Wanted to play some IIDX but the machines were all hogged, especially one of the machines which had a girl going crazy on for all the time I was there, found out later that its a pay 1k Yen, play for 1 hour – Kind of a cool deal if you’re trying hard songs and know you’re going to fail out I guess.
|1000yen for an hour, the girls here play videogames better than I can o_o|
Left the shopping area and had a quick trip on the bus to another temple, a smaller one, but it was still very scenic and pretty, bordered one the far side by a forest and mountains, and bordered on the other side by the bustling streets of Kyoto. Have some pictures, im sure you dont need me to tell you what walking around a temple involves.
Moving very swiftly on, we travelled back to the station by bus and spent ages looking through all of the 20-30 restaurants available before settling on the busiest, a Katsu restaurant – Katsu is pretty popular in Japan, a sort of meat/fish breading, its fried with fresh breadcrumbs though (unlike most of the shit you’d get in the UK). I ordered pork fillet with prawns, the meal itself also comes with shredded cabbage, rice, and miso soup (all of which are free refills). The meal was delicious, one of the best we’ve had here, the katsu obviously being the star of the meal, with a very crisp outer coating, and tender meat inside – the cabbage constantly providing a bittersweet freshness to enhance the flavour of the meat.
Lastly, we had a look in the massive electronics store near the station called yodobashi, a 8 floor beast (inc B1) which is quite literally the size of a city block (the bottom floor is slightly smaller – allowing for other shops around the block, but the higher floors… fucking hell you get sore feet just walking around the place).
For an example of how big the place is, we were on the 2nd floor and mum sent me in search of the brother, pointing in the direction he went off in, it took me 10 minutes of searching (on 1 floor) before giving up.

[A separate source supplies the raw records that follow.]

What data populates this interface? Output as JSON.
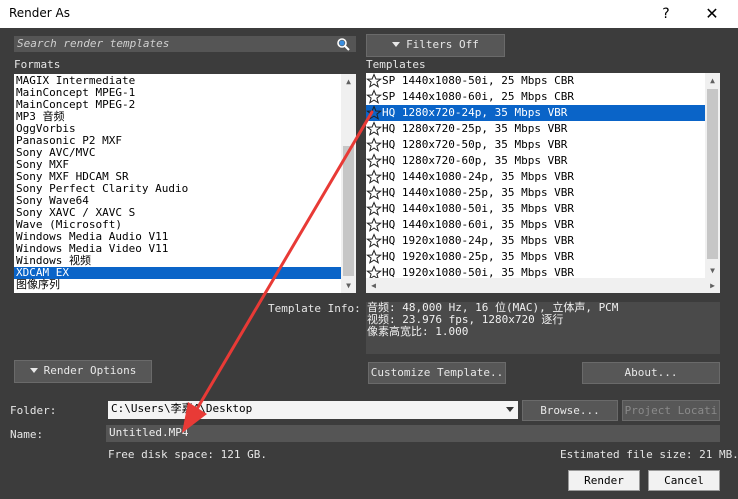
{
  "window": {
    "title": "Render As",
    "help_glyph": "?",
    "close_glyph": "✕"
  },
  "search": {
    "placeholder": "Search render templates"
  },
  "filters_button": {
    "label": "Filters Off"
  },
  "formats": {
    "label": "Formats",
    "items": [
      {
        "label": "MAGIX Intermediate",
        "selected": false
      },
      {
        "label": "MainConcept MPEG-1",
        "selected": false
      },
      {
        "label": "MainConcept MPEG-2",
        "selected": false
      },
      {
        "label": "MP3 音频",
        "selected": false
      },
      {
        "label": "OggVorbis",
        "selected": false
      },
      {
        "label": "Panasonic P2 MXF",
        "selected": false
      },
      {
        "label": "Sony AVC/MVC",
        "selected": false
      },
      {
        "label": "Sony MXF",
        "selected": false
      },
      {
        "label": "Sony MXF HDCAM SR",
        "selected": false
      },
      {
        "label": "Sony Perfect Clarity Audio",
        "selected": false
      },
      {
        "label": "Sony Wave64",
        "selected": false
      },
      {
        "label": "Sony XAVC / XAVC S",
        "selected": false
      },
      {
        "label": "Wave (Microsoft)",
        "selected": false
      },
      {
        "label": "Windows Media Audio V11",
        "selected": false
      },
      {
        "label": "Windows Media Video V11",
        "selected": false
      },
      {
        "label": "Windows 视频",
        "selected": false
      },
      {
        "label": "XDCAM EX",
        "selected": true
      },
      {
        "label": "图像序列",
        "selected": false
      }
    ]
  },
  "templates": {
    "label": "Templates",
    "items": [
      {
        "label": "SP 1440x1080-50i, 25 Mbps CBR",
        "selected": false
      },
      {
        "label": "SP 1440x1080-60i, 25 Mbps CBR",
        "selected": false
      },
      {
        "label": "HQ 1280x720-24p, 35 Mbps VBR",
        "selected": true
      },
      {
        "label": "HQ 1280x720-25p, 35 Mbps VBR",
        "selected": false
      },
      {
        "label": "HQ 1280x720-50p, 35 Mbps VBR",
        "selected": false
      },
      {
        "label": "HQ 1280x720-60p, 35 Mbps VBR",
        "selected": false
      },
      {
        "label": "HQ 1440x1080-24p, 35 Mbps VBR",
        "selected": false
      },
      {
        "label": "HQ 1440x1080-25p, 35 Mbps VBR",
        "selected": false
      },
      {
        "label": "HQ 1440x1080-50i, 35 Mbps VBR",
        "selected": false
      },
      {
        "label": "HQ 1440x1080-60i, 35 Mbps VBR",
        "selected": false
      },
      {
        "label": "HQ 1920x1080-24p, 35 Mbps VBR",
        "selected": false
      },
      {
        "label": "HQ 1920x1080-25p, 35 Mbps VBR",
        "selected": false
      },
      {
        "label": "HQ 1920x1080-50i, 35 Mbps VBR",
        "selected": false
      }
    ]
  },
  "template_info": {
    "label": "Template Info:",
    "lines": [
      "音频: 48,000 Hz, 16 位(MAC), 立体声, PCM",
      "视频: 23.976 fps, 1280x720 逐行",
      "像素高宽比: 1.000"
    ]
  },
  "buttons": {
    "render_options": "Render Options",
    "customize_template": "Customize Template..",
    "about": "About...",
    "browse": "Browse...",
    "project_location": "Project Locati",
    "render": "Render",
    "cancel": "Cancel"
  },
  "folder": {
    "label": "Folder:",
    "value": "C:\\Users\\李嘉4\\Desktop"
  },
  "name": {
    "label": "Name:",
    "value": "Untitled.MP4"
  },
  "status": {
    "free_disk_space": "Free disk space: 121 GB.",
    "estimated_file_size": "Estimated file size: 21 MB."
  },
  "colors": {
    "background": "#3c3c3c",
    "selection": "#0a64c8",
    "annotation_arrow": "#e83a36"
  },
  "icons": {
    "search": "magnifier-icon",
    "template_item": "star-outline-icon"
  }
}
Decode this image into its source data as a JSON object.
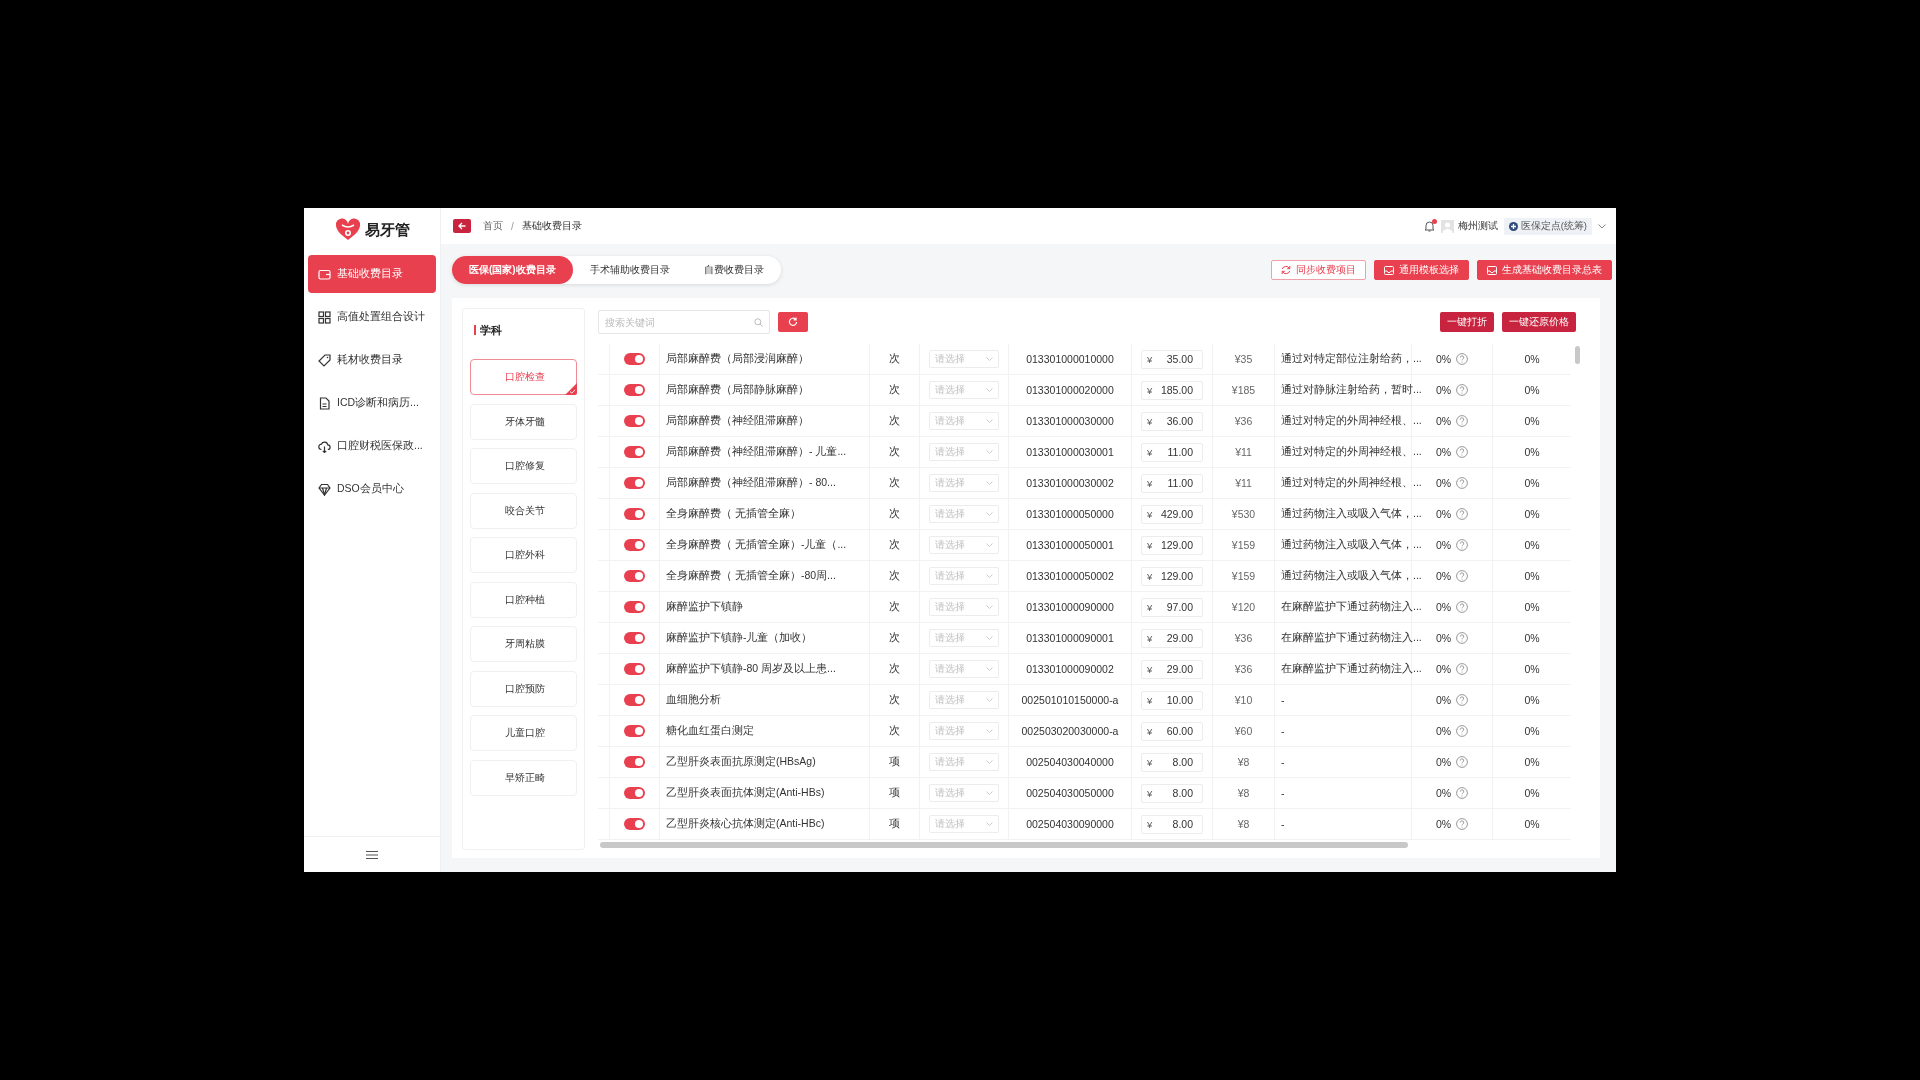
{
  "logo": {
    "text": "易牙管"
  },
  "sidebar": {
    "items": [
      {
        "label": "基础收费目录",
        "selected": true
      },
      {
        "label": "高值处置组合设计",
        "selected": false
      },
      {
        "label": "耗材收费目录",
        "selected": false
      },
      {
        "label": "ICD诊断和病历...",
        "selected": false
      },
      {
        "label": "口腔财税医保政...",
        "selected": false
      },
      {
        "label": "DSO会员中心",
        "selected": false
      }
    ]
  },
  "header": {
    "breadcrumb": [
      {
        "label": "首页"
      },
      {
        "label": "基础收费目录"
      }
    ],
    "separator": "/",
    "notification_dot": true,
    "user": "梅州测试",
    "org_badge": "医保定点(统筹)"
  },
  "tabs": [
    {
      "label": "医保(国家)收费目录",
      "selected": true
    },
    {
      "label": "手术辅助收费目录",
      "selected": false
    },
    {
      "label": "自费收费目录",
      "selected": false
    }
  ],
  "actions": [
    {
      "label": "同步收费项目",
      "kind": "outline"
    },
    {
      "label": "通用模板选择",
      "kind": "filled"
    },
    {
      "label": "生成基础收费目录总表",
      "kind": "filled"
    }
  ],
  "categories": {
    "title": "学科",
    "items": [
      {
        "label": "口腔检查",
        "selected": true
      },
      {
        "label": "牙体牙髓",
        "selected": false
      },
      {
        "label": "口腔修复",
        "selected": false
      },
      {
        "label": "咬合关节",
        "selected": false
      },
      {
        "label": "口腔外科",
        "selected": false
      },
      {
        "label": "口腔种植",
        "selected": false
      },
      {
        "label": "牙周粘膜",
        "selected": false
      },
      {
        "label": "口腔预防",
        "selected": false
      },
      {
        "label": "儿童口腔",
        "selected": false
      },
      {
        "label": "早矫正畸",
        "selected": false
      }
    ]
  },
  "search": {
    "placeholder": "搜索关键词"
  },
  "table_actions": [
    "一键打折",
    "一键还原价格"
  ],
  "rows": [
    {
      "on": true,
      "name": "局部麻醉费（局部浸润麻醉）",
      "unit": "次",
      "category_placeholder": "请选择",
      "code": "013301000010000",
      "currency": "¥",
      "price": "35.00",
      "reference_price": "¥35",
      "description": "通过对特定部位注射给药，...",
      "rate": "0%",
      "discount": "0%"
    },
    {
      "on": true,
      "name": "局部麻醉费（局部静脉麻醉）",
      "unit": "次",
      "category_placeholder": "请选择",
      "code": "013301000020000",
      "currency": "¥",
      "price": "185.00",
      "reference_price": "¥185",
      "description": "通过对静脉注射给药，暂时...",
      "rate": "0%",
      "discount": "0%"
    },
    {
      "on": true,
      "name": "局部麻醉费（神经阻滞麻醉）",
      "unit": "次",
      "category_placeholder": "请选择",
      "code": "013301000030000",
      "currency": "¥",
      "price": "36.00",
      "reference_price": "¥36",
      "description": "通过对特定的外周神经根、...",
      "rate": "0%",
      "discount": "0%"
    },
    {
      "on": true,
      "name": "局部麻醉费（神经阻滞麻醉）- 儿童...",
      "unit": "次",
      "category_placeholder": "请选择",
      "code": "013301000030001",
      "currency": "¥",
      "price": "11.00",
      "reference_price": "¥11",
      "description": "通过对特定的外周神经根、...",
      "rate": "0%",
      "discount": "0%"
    },
    {
      "on": true,
      "name": "局部麻醉费（神经阻滞麻醉）- 80...",
      "unit": "次",
      "category_placeholder": "请选择",
      "code": "013301000030002",
      "currency": "¥",
      "price": "11.00",
      "reference_price": "¥11",
      "description": "通过对特定的外周神经根、...",
      "rate": "0%",
      "discount": "0%"
    },
    {
      "on": true,
      "name": "全身麻醉费（ 无插管全麻）",
      "unit": "次",
      "category_placeholder": "请选择",
      "code": "013301000050000",
      "currency": "¥",
      "price": "429.00",
      "reference_price": "¥530",
      "description": "通过药物注入或吸入气体，...",
      "rate": "0%",
      "discount": "0%"
    },
    {
      "on": true,
      "name": "全身麻醉费（ 无插管全麻）-儿童（...",
      "unit": "次",
      "category_placeholder": "请选择",
      "code": "013301000050001",
      "currency": "¥",
      "price": "129.00",
      "reference_price": "¥159",
      "description": "通过药物注入或吸入气体，...",
      "rate": "0%",
      "discount": "0%"
    },
    {
      "on": true,
      "name": "全身麻醉费（ 无插管全麻）-80周...",
      "unit": "次",
      "category_placeholder": "请选择",
      "code": "013301000050002",
      "currency": "¥",
      "price": "129.00",
      "reference_price": "¥159",
      "description": "通过药物注入或吸入气体，...",
      "rate": "0%",
      "discount": "0%"
    },
    {
      "on": true,
      "name": "麻醉监护下镇静",
      "unit": "次",
      "category_placeholder": "请选择",
      "code": "013301000090000",
      "currency": "¥",
      "price": "97.00",
      "reference_price": "¥120",
      "description": "在麻醉监护下通过药物注入...",
      "rate": "0%",
      "discount": "0%"
    },
    {
      "on": true,
      "name": "麻醉监护下镇静-儿童（加收）",
      "unit": "次",
      "category_placeholder": "请选择",
      "code": "013301000090001",
      "currency": "¥",
      "price": "29.00",
      "reference_price": "¥36",
      "description": "在麻醉监护下通过药物注入...",
      "rate": "0%",
      "discount": "0%"
    },
    {
      "on": true,
      "name": "麻醉监护下镇静-80 周岁及以上患...",
      "unit": "次",
      "category_placeholder": "请选择",
      "code": "013301000090002",
      "currency": "¥",
      "price": "29.00",
      "reference_price": "¥36",
      "description": "在麻醉监护下通过药物注入...",
      "rate": "0%",
      "discount": "0%"
    },
    {
      "on": true,
      "name": "血细胞分析",
      "unit": "次",
      "category_placeholder": "请选择",
      "code": "002501010150000-a",
      "currency": "¥",
      "price": "10.00",
      "reference_price": "¥10",
      "description": "-",
      "rate": "0%",
      "discount": "0%"
    },
    {
      "on": true,
      "name": "糖化血红蛋白测定",
      "unit": "次",
      "category_placeholder": "请选择",
      "code": "002503020030000-a",
      "currency": "¥",
      "price": "60.00",
      "reference_price": "¥60",
      "description": "-",
      "rate": "0%",
      "discount": "0%"
    },
    {
      "on": true,
      "name": "乙型肝炎表面抗原测定(HBsAg)",
      "unit": "项",
      "category_placeholder": "请选择",
      "code": "002504030040000",
      "currency": "¥",
      "price": "8.00",
      "reference_price": "¥8",
      "description": "-",
      "rate": "0%",
      "discount": "0%"
    },
    {
      "on": true,
      "name": "乙型肝炎表面抗体测定(Anti-HBs)",
      "unit": "项",
      "category_placeholder": "请选择",
      "code": "002504030050000",
      "currency": "¥",
      "price": "8.00",
      "reference_price": "¥8",
      "description": "-",
      "rate": "0%",
      "discount": "0%"
    },
    {
      "on": true,
      "name": "乙型肝炎核心抗体测定(Anti-HBc)",
      "unit": "项",
      "category_placeholder": "请选择",
      "code": "002504030090000",
      "currency": "¥",
      "price": "8.00",
      "reference_price": "¥8",
      "description": "-",
      "rate": "0%",
      "discount": "0%"
    }
  ]
}
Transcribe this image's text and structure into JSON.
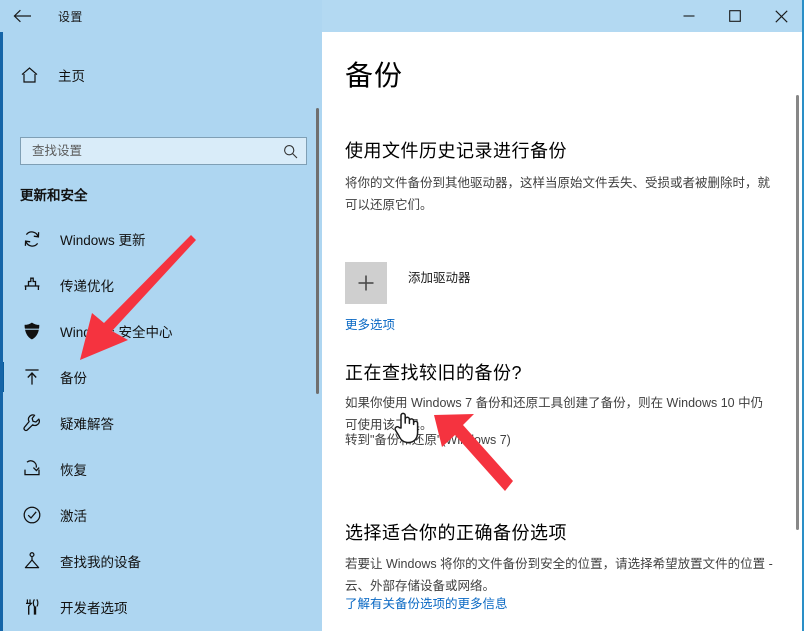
{
  "window": {
    "app_title": "设置",
    "back_icon": "back-arrow-icon",
    "controls": {
      "minimize": "minimize-icon",
      "maximize": "maximize-icon",
      "close": "close-icon"
    }
  },
  "sidebar": {
    "home_label": "主页",
    "home_icon": "home-icon",
    "search": {
      "placeholder": "查找设置",
      "value": "",
      "icon": "search-icon"
    },
    "group_heading": "更新和安全",
    "items": [
      {
        "label": "Windows 更新",
        "icon": "refresh-icon",
        "selected": false
      },
      {
        "label": "传递优化",
        "icon": "delivery-optimization-icon",
        "selected": false
      },
      {
        "label": "Windows 安全中心",
        "icon": "shield-icon",
        "selected": false
      },
      {
        "label": "备份",
        "icon": "backup-upload-icon",
        "selected": true
      },
      {
        "label": "疑难解答",
        "icon": "wrench-icon",
        "selected": false
      },
      {
        "label": "恢复",
        "icon": "recovery-icon",
        "selected": false
      },
      {
        "label": "激活",
        "icon": "check-circle-icon",
        "selected": false
      },
      {
        "label": "查找我的设备",
        "icon": "location-pin-icon",
        "selected": false
      },
      {
        "label": "开发者选项",
        "icon": "developer-tools-icon",
        "selected": false
      }
    ]
  },
  "main": {
    "page_title": "备份",
    "sections": [
      {
        "heading": "使用文件历史记录进行备份",
        "body": "将你的文件备份到其他驱动器，这样当原始文件丢失、受损或者被删除时，就可以还原它们。",
        "add_drive_label": "添加驱动器",
        "add_drive_icon": "plus-icon",
        "more_options_link": "更多选项"
      },
      {
        "heading": "正在查找较旧的备份?",
        "body": "如果你使用 Windows 7 备份和还原工具创建了备份，则在 Windows 10 中仍可使用该工具。",
        "w7_link": "转到\"备份和还原\"(Windows 7)"
      },
      {
        "heading": "选择适合你的正确备份选项",
        "body": "若要让 Windows 将你的文件备份到安全的位置，请选择希望放置文件的位置 - 云、外部存储设备或网络。",
        "learn_more_link": "了解有关备份选项的更多信息"
      }
    ]
  },
  "annotations": {
    "arrow_color": "#f5333f",
    "arrow_1_target": "备份",
    "arrow_2_target": "转到\"备份和还原\"(Windows 7)",
    "cursor": "hand-pointer-cursor"
  },
  "colors": {
    "sidebar_background": "#aed6f1",
    "titlebar_background": "#b3d9f2",
    "accent_blue": "#0a69c4",
    "selection_bar": "#0a5d9e",
    "annotation_red": "#f5333f"
  }
}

The music/dvd section itself is easily larger than most HMV’s in the UK and obviously doesnt include the phones/cameras/music/tvs/hifis/instruments/games/computers/washingmachines/etcetc that this ultrastore has.
I still find it weird that they have a section for anime music, I also learned that J-pop in Japan is still called J-pop, odd that.
Also, the music area had its own AKB48 section, which was about as big as other entire genres (although the aisle included music/concerts/tvshows etc, not just music)
|This entire wall was anime music|
|Terrifying. Truly terrifying.|
One other thing I found interesting about Japan is the crazy prices on DVD/Music, an audio single for example is averaged at 2000yen, or £18, and albums at 3000-3500 yen, or £27-32. Anime DVD’s (for 1 volume, or 3-5 episodes) range between 4000yen to 8000yen, or £35-70, and dont even look at the K-on blu-ray box set, holy shit. I think that thing was like £200 or something.
Speaking of the K-on dvd’s, their covers are so good. I was pretty tempted to buy the film until I realised I didn’t feel like spending £70.
unblogged: lots of stuff ive already experienced and blogged about, we visited quite a few stores, browsed around an anime figure shop, food basement, etc etc.
Also, Downtown DX is on TV and verymuch distracting me from blogging, some mentalist is doing mind manipulation and fork bending with Matsumoto and Hamada